Task to carry out =
Copy every line below where the string "game" is found.

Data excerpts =
====================
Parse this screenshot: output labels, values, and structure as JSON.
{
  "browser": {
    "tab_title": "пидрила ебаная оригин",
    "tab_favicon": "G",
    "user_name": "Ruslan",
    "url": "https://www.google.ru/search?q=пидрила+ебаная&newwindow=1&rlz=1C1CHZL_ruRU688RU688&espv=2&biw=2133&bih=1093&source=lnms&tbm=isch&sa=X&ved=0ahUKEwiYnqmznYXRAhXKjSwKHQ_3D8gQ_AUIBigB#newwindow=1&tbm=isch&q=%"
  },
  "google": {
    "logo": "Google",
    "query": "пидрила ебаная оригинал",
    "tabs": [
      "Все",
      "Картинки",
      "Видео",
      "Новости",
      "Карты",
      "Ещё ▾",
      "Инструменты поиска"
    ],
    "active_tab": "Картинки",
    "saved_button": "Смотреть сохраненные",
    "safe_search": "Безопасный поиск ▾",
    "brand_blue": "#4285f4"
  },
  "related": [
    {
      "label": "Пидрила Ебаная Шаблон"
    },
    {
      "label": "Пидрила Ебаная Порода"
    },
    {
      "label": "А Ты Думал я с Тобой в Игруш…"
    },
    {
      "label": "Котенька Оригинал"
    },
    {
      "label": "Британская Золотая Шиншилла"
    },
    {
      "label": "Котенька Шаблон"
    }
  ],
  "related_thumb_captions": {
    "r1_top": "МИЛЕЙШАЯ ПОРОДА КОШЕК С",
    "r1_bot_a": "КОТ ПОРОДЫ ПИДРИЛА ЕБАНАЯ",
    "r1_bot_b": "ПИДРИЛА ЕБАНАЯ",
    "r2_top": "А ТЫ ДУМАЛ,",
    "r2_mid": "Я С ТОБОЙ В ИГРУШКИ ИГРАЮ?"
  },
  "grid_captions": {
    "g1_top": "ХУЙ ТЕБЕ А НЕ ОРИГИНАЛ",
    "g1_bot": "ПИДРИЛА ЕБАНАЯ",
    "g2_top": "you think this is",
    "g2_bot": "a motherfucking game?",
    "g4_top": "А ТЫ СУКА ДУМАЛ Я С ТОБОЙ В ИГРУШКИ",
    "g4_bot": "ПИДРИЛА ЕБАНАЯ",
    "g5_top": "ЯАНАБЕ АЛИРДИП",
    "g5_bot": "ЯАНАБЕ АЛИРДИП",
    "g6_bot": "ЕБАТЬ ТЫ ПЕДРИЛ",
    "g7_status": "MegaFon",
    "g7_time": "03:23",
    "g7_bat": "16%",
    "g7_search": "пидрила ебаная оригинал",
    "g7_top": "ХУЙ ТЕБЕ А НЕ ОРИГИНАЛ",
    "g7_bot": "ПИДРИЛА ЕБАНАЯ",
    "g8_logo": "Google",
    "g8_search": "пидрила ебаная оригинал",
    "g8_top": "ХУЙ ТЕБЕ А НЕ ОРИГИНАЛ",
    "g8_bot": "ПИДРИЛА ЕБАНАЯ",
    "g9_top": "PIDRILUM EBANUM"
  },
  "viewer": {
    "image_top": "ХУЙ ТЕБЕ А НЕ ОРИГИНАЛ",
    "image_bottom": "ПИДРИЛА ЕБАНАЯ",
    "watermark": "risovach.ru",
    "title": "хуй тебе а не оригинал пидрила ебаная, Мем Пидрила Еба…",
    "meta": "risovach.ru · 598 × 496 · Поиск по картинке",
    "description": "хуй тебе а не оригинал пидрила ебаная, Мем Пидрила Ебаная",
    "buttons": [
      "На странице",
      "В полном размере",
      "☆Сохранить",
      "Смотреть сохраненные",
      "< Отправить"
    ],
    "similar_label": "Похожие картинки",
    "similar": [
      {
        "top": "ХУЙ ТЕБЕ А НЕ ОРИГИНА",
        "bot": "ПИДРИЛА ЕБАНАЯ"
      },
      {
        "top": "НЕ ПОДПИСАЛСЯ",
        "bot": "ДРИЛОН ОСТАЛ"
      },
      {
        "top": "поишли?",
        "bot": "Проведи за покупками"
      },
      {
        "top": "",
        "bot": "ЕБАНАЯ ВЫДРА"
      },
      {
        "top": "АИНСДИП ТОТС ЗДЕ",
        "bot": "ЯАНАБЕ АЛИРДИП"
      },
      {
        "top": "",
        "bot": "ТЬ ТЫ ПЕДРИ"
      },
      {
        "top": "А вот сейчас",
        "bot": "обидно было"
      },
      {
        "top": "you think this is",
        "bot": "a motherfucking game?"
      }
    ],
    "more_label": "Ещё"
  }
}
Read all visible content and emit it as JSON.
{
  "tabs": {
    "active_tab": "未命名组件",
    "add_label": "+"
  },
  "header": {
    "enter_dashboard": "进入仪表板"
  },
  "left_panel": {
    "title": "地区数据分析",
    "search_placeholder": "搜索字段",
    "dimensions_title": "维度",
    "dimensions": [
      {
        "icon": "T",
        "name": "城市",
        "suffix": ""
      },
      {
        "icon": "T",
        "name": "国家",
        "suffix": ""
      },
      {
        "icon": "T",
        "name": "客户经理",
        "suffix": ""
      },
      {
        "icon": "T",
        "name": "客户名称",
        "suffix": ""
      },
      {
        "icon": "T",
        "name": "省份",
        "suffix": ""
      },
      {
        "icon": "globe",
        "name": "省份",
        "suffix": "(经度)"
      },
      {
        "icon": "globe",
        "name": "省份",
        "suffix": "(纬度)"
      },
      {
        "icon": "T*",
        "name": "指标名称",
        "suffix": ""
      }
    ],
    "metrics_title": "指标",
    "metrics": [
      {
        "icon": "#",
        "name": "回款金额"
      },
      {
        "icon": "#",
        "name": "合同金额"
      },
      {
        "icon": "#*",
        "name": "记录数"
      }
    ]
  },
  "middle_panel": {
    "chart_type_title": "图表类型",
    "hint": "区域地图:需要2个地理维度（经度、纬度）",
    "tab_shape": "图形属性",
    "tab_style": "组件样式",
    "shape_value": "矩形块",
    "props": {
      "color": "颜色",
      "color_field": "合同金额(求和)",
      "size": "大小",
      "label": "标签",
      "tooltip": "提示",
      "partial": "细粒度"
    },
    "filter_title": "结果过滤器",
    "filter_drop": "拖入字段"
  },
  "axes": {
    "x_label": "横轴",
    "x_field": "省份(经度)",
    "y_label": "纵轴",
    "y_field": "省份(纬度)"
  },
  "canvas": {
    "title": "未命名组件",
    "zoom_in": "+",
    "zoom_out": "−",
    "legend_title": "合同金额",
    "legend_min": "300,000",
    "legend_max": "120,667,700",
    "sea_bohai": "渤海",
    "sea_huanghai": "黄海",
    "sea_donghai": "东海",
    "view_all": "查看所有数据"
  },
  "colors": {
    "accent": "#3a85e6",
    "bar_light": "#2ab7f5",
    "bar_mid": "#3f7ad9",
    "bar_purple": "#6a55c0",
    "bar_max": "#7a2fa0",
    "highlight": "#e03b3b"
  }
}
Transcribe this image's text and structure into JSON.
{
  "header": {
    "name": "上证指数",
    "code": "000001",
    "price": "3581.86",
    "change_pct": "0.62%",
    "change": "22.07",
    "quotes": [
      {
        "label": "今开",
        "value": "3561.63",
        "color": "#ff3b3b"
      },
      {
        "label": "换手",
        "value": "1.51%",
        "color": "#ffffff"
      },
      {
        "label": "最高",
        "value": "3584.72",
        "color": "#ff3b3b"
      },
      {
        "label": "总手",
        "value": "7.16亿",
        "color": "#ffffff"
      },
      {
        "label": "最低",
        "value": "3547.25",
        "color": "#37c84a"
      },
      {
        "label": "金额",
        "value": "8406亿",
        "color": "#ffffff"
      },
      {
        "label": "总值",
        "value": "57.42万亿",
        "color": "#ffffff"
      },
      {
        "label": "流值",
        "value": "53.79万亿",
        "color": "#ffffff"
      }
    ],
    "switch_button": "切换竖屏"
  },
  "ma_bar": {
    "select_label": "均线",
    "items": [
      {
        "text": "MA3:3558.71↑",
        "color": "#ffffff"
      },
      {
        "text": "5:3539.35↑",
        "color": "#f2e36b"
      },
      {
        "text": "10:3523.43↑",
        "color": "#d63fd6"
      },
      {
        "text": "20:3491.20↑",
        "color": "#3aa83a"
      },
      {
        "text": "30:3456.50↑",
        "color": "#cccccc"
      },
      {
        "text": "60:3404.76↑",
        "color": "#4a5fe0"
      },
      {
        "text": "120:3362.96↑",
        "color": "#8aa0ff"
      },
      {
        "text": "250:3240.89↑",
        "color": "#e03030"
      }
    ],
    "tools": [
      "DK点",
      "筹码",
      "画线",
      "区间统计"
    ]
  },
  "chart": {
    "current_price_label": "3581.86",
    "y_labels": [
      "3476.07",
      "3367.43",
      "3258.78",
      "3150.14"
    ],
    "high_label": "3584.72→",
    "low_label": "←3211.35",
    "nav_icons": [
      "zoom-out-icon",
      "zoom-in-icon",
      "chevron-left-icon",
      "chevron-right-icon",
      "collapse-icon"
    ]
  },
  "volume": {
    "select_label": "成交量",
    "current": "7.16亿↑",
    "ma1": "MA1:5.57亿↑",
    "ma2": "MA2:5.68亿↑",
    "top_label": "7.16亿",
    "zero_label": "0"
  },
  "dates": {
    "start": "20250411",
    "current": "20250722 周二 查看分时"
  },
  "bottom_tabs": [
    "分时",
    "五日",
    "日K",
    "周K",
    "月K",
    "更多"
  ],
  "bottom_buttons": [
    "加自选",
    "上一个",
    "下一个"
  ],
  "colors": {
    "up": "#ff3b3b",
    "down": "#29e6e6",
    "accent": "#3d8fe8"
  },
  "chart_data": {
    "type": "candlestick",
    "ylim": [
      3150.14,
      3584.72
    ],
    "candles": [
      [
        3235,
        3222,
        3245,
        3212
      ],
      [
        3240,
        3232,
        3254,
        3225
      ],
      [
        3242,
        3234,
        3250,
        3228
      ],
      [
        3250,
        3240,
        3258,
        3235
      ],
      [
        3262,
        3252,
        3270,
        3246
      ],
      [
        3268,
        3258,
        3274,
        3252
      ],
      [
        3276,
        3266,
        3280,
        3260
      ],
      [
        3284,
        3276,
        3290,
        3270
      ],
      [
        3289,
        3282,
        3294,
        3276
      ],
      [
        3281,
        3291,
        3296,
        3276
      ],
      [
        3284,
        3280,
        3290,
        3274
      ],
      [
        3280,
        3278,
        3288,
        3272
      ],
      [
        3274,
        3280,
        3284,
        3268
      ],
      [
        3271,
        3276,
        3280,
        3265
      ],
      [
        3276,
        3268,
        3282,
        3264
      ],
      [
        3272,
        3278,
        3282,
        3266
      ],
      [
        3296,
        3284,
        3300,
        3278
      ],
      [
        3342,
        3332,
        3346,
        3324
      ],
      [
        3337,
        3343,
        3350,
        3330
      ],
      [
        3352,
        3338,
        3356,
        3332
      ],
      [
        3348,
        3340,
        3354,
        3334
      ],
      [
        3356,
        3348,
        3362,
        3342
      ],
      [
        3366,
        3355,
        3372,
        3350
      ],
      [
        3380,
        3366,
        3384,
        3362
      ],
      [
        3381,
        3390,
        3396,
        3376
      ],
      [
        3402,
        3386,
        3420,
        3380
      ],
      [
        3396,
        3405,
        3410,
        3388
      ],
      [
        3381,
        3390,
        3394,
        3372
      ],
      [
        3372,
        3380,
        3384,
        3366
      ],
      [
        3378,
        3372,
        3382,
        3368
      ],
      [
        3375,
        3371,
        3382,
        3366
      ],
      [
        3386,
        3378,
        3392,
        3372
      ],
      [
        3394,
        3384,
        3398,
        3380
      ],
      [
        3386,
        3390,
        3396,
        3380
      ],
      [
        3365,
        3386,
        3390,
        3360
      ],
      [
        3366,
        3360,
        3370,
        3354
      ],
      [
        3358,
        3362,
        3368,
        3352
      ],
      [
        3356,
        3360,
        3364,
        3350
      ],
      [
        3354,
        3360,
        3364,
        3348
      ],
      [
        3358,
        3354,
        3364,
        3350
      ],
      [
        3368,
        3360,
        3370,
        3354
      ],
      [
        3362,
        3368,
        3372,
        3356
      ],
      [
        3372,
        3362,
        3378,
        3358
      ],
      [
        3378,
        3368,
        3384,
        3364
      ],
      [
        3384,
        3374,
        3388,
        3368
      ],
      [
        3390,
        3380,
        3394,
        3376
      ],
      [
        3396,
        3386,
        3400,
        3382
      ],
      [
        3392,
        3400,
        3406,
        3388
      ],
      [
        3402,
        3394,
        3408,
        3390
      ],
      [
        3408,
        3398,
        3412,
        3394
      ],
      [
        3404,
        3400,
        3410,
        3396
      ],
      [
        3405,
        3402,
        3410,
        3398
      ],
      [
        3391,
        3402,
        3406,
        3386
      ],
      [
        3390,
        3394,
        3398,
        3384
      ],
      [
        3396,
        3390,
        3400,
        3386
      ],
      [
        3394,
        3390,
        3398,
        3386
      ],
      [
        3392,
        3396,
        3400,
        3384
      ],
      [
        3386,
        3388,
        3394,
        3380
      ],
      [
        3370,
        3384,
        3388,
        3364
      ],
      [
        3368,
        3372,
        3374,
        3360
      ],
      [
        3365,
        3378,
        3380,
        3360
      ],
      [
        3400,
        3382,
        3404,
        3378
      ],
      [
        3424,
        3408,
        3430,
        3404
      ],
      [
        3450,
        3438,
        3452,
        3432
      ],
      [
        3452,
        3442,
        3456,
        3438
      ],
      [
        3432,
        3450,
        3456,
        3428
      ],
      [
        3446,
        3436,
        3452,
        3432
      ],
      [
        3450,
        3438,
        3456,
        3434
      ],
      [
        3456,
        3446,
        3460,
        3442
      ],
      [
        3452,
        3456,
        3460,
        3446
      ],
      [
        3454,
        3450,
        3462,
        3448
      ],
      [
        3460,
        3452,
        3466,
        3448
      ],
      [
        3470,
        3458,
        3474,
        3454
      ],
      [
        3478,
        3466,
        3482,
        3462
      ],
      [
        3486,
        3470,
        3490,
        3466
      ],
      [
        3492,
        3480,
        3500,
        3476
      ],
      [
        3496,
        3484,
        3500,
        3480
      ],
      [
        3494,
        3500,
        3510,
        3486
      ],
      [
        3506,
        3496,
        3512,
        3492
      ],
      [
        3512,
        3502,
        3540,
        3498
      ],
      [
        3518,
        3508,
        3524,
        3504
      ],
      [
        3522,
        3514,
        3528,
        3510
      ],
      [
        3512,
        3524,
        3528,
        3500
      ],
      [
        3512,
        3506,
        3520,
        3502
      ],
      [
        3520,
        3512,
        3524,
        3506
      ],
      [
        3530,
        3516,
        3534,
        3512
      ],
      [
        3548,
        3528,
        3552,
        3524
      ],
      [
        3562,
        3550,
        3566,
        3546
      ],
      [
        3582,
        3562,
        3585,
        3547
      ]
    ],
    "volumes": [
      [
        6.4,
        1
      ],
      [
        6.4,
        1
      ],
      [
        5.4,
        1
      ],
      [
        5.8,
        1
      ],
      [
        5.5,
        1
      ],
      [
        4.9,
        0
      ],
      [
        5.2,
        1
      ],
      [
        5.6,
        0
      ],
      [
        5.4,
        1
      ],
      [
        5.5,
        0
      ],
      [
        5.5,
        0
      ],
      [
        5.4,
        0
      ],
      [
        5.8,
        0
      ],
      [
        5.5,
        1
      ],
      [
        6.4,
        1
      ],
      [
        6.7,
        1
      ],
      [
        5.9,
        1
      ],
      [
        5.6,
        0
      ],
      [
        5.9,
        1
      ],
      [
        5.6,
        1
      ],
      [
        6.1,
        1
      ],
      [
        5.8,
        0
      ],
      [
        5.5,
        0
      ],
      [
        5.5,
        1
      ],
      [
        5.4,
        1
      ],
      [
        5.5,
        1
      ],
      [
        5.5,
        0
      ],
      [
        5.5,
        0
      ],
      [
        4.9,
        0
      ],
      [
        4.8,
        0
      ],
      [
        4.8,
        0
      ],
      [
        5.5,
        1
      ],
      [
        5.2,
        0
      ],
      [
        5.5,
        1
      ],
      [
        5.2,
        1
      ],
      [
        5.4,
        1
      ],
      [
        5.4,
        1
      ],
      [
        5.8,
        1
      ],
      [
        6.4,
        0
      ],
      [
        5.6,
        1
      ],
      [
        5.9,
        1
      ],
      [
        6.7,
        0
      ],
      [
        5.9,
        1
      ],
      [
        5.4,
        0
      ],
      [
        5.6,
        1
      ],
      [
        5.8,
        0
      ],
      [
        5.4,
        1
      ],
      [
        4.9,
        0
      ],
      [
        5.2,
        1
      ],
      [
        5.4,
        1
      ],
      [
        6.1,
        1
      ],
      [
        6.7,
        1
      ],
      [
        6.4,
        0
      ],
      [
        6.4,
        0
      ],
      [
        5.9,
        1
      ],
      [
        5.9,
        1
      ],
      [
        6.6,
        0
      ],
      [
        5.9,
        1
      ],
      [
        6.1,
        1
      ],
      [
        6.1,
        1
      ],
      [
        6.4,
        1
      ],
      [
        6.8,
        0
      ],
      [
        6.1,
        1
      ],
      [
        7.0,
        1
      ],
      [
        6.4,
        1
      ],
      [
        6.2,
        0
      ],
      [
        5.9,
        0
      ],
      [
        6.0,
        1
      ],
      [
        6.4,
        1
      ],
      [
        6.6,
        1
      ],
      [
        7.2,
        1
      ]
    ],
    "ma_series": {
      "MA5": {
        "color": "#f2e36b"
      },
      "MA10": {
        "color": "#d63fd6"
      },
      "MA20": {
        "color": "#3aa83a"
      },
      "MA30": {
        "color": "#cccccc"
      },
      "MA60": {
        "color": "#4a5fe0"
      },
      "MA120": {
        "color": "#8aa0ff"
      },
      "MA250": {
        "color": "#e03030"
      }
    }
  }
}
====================
Expected output =
    "g2_bot": "a motherfucking game?",
        "bot": "a motherfucking game?"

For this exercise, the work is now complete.